PROBLEM TO WORK ON :: Among the entries below, please show each line that carries the word "server".

*** DATA FOR PROCESSING Section Begins ***

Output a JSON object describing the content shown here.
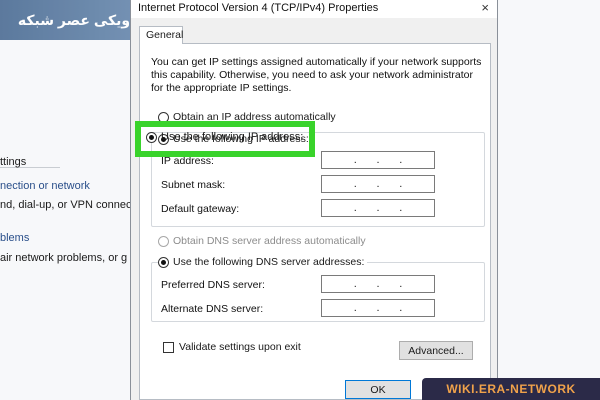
{
  "background": {
    "items": [
      {
        "text": "ttings",
        "link": false
      },
      {
        "text": "nection or network",
        "link": true
      },
      {
        "text": "nd, dial-up, or VPN connec",
        "link": false
      },
      {
        "text": "blems",
        "link": true
      },
      {
        "text": "air network problems, or g",
        "link": false
      }
    ]
  },
  "watermarks": {
    "top": "ویکی عصر شبکه",
    "bottom": "WIKI.ERA-NETWORK"
  },
  "dialog": {
    "title": "Internet Protocol Version 4 (TCP/IPv4) Properties",
    "close_glyph": "×",
    "tab": "General",
    "description": "You can get IP settings assigned automatically if your network supports this capability. Otherwise, you need to ask your network administrator for the appropriate IP settings.",
    "ip_auto": "Obtain an IP address automatically",
    "ip_manual": "Use the following IP address:",
    "ip_fields": [
      {
        "label": "IP address:",
        "value": ". . ."
      },
      {
        "label": "Subnet mask:",
        "value": ". . ."
      },
      {
        "label": "Default gateway:",
        "value": ". . ."
      }
    ],
    "dns_auto": "Obtain DNS server address automatically",
    "dns_manual": "Use the following DNS server addresses:",
    "dns_fields": [
      {
        "label": "Preferred DNS server:",
        "value": ". . ."
      },
      {
        "label": "Alternate DNS server:",
        "value": ". . ."
      }
    ],
    "validate": "Validate settings upon exit",
    "advanced": "Advanced...",
    "ok": "OK"
  },
  "colors": {
    "highlight": "#39d32b",
    "watermark_bg": "#2b2a48",
    "watermark_text": "#f0a24a"
  }
}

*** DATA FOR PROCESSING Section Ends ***

YOUR RESPONSE ::
    "dns_auto": "Obtain DNS server address automatically",
    "dns_manual": "Use the following DNS server addresses:",
        "label": "Preferred DNS server:",
        "label": "Alternate DNS server:",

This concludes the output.